Jeff Zelevansky/Getty Images

Ngum Suh, pictured with family at the NFL draft, took on her position as business manager for Ndamukong when he was entering his senior year at Nebraska and overwhelmed by the interest in his career.

A former physical trainer and fitness model who played soccer at Mississippi State and for the Cameroon national team, Ngum said the responsibility she felt in taking the job was in some way instilled by the cultural values taught by her father, Michael, and mother, Bernadette, a school teacher originally from Jamaica.

Ngum and Ndamukong came to understand the opportunity they had in their middle-class neighborhood of Portland, Ore. Each was expected to be an achiever, expected to make sure the other was, too.

"I didn't know there was anything different," she said of her mindset regarding helping her brother. "I have come to realize the fact it was maybe from parents who aren't from here, so that's what they know. They know that the oldest sibling, you have to take charge or at least take care of your younger siblings.

"Guy or girl, your younger siblings look at you like a second mother or second father they have to show respect to or listen to, but also you're responsible for them. So if they're doing poorly, then that's a reflection on you and your teaching."

Just four years apart in age, the Suh siblings enjoy a chummy, yet "pretty boring" relationship, she said. There are dinners -- preferably in, so he can dine in peace, she said -- chats, video game contests and movie marathons.

"It's kind of what we do," she said. "We'll sit around the house and giggle and watch movies.
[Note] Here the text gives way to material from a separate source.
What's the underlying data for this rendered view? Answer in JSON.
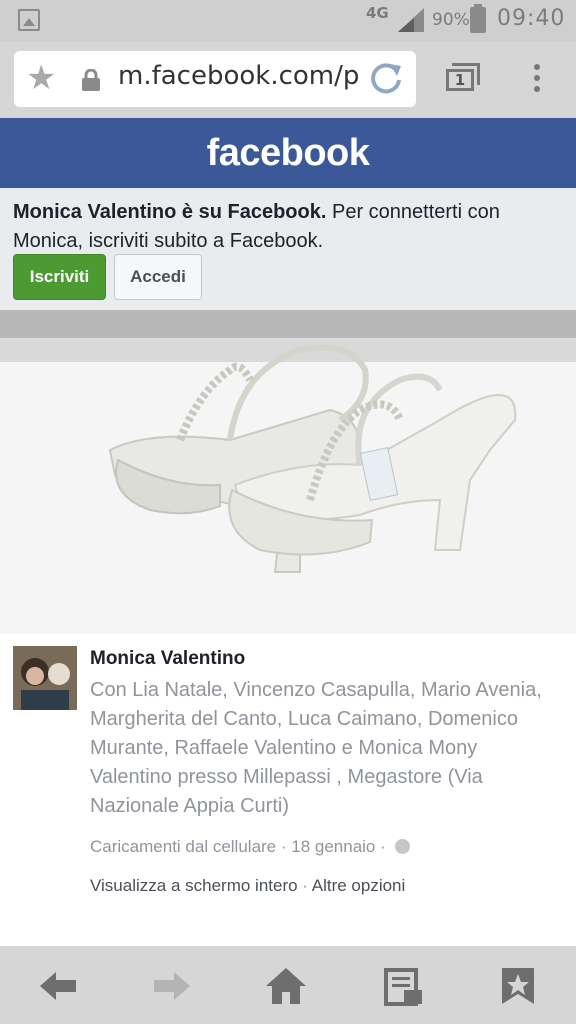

For the most part, we get along really well. We're good buddies. But I think that's good. That helps us. It helps me.

"If he's not listening to his manager, I can always put the big sister hat on and say, 'You've got to do this.' It gives me leverage, but it also gives him leverage, because if I decide to spoil him ..."

There is the laundry issue, which would probably be a nonstarter unless the business manager is also the sister.

"He's busy," she laughed sheepishly. "He doesn't have time to do laundry. OK, I do his laundry. It's not that big a deal to me. Maybe it's another cultural thing. But because we're so close, I feel it's OK for me to do his laundry. I don't care. It's not that I'm his sister and I think I have to do his laundry. It's not like that. We help each other out a lot."

Together they form what Spielman calls a "dynamic duo," and there is a sense after speaking with them that they are capable of a great deal in football and beyond. Suh's foundation has announced plans for a $2.6 million donation to the University of Nebraska, and endowed a scholarship fund for engineering students.

Currently, the foundation focuses on education, health and nutrition issues and international outreach, which has included adopting a school in Cameroon and may eventually entail building a library in Jamaica.

Eventually, Ngum wants to attend either medical school or study physical therapy, with the long-held goal of opening a facility with her brother. That will be her ultimate compensation, as insisted upon by their parents and paid for by Ndamukong. He readily endorses the deal, but he hopes he can delay it for a while.

"She can go back to school for however long she wants to," he said, "hopefully when I'm done with my 12-to-15-year career."

There is no time limit for a brother's keeper, apparently.

"I'm there," she said, "as long as he needs me."

Related Content